Professor Adam Fremeth, HBA ’00 (pictured right), was appointed to the inaugural E.J. Kernaghan Chair in April, for an initial four-year term. Fremeth is an Associate Professor in the business, economics, and public policy area and joined Ivey full time in 2009. He has contributed to Ivey’s impact on energy policy at the federal and provincial levels, which led to Ontario’s 2017 “smoothing” of generation costs and the implementation of Ivey recommendations to the National Energy Board Modernization Project.

Fremeth says the gift to support the chair and research fund is an affirmation of the Energy Centre’s ability to connect academic research to the challenges of practitioners and policy-makers.

“Seeing a distinguished alumnus come back and recognize that the School continues to take a leading role in the Canadian economy is an important sign for all of us who are working on these types of issues,” Fremeth says. “I think we’re contributing to the Canadian discussion and helping to elevate the quality of that conversation, either on the academic side or on the more practitioner-oriented work we do with executives and policy-makers. This bodes well for the future of our economy and Ivey’s role in it.”

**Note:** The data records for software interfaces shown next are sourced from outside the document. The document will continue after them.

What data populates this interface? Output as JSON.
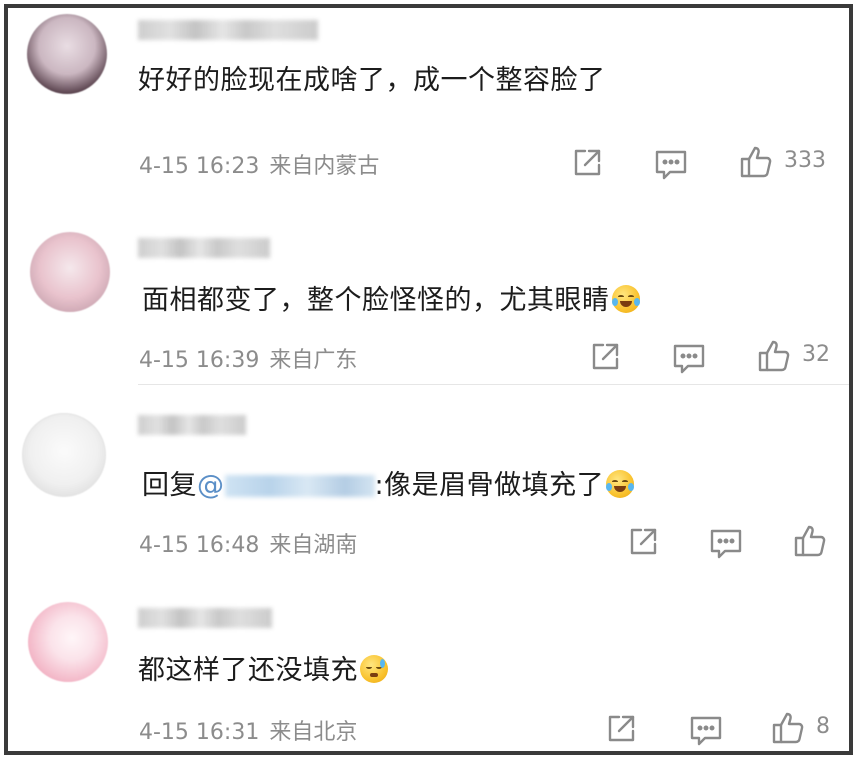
{
  "comments": [
    {
      "text": "好好的脸现在成啥了，成一个整容脸了",
      "time": "4-15 16:23",
      "location": "来自内蒙古",
      "likes": "333",
      "avatar_colors": [
        "#e9dde3",
        "#b79aa6",
        "#5e4752"
      ]
    },
    {
      "text": "面相都变了，整个脸怪怪的，尤其眼睛",
      "emoji": "laugh-crying-emoji",
      "time": "4-15 16:39",
      "location": "来自广东",
      "likes": "32",
      "avatar_colors": [
        "#f5e8ec",
        "#e9c3cd",
        "#c5a0ac"
      ]
    },
    {
      "reply_prefix": "回复",
      "mention_at": "@",
      "text": ":像是眉骨做填充了",
      "emoji": "laugh-crying-emoji",
      "time": "4-15 16:48",
      "location": "来自湖南",
      "likes": "",
      "avatar_colors": [
        "#f7f7f7",
        "#d9d9d9",
        "#9b9b9b"
      ]
    },
    {
      "text": "都这样了还没填充",
      "emoji": "sweat-emoji",
      "time": "4-15 16:31",
      "location": "来自北京",
      "likes": "8",
      "avatar_colors": [
        "#fbe3ea",
        "#f3b8c8",
        "#e68aa6"
      ]
    }
  ],
  "colors": {
    "text": "#1c1c1c",
    "meta": "#8c8c8c",
    "icon": "#8a8a8a",
    "mention": "#5b8fc7",
    "frame": "#3a3a3a"
  },
  "icons": {
    "share": "share-icon",
    "comment": "comment-icon",
    "like": "thumbs-up-icon"
  }
}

Another motivating factor for Kernaghan in making the gift was that he considers this a pivotal time in Canada’s relationship with large-scale energy projects. “I think now to 2020 will be important for Canada in discussing and understanding the implications of the Paris Agreement and how Canadians feel about it,” Kernaghan notes. “And how we deal with energy is going to be critical.”

Photo: Nation Wong
Art Direction: Greg Salmela, Aegis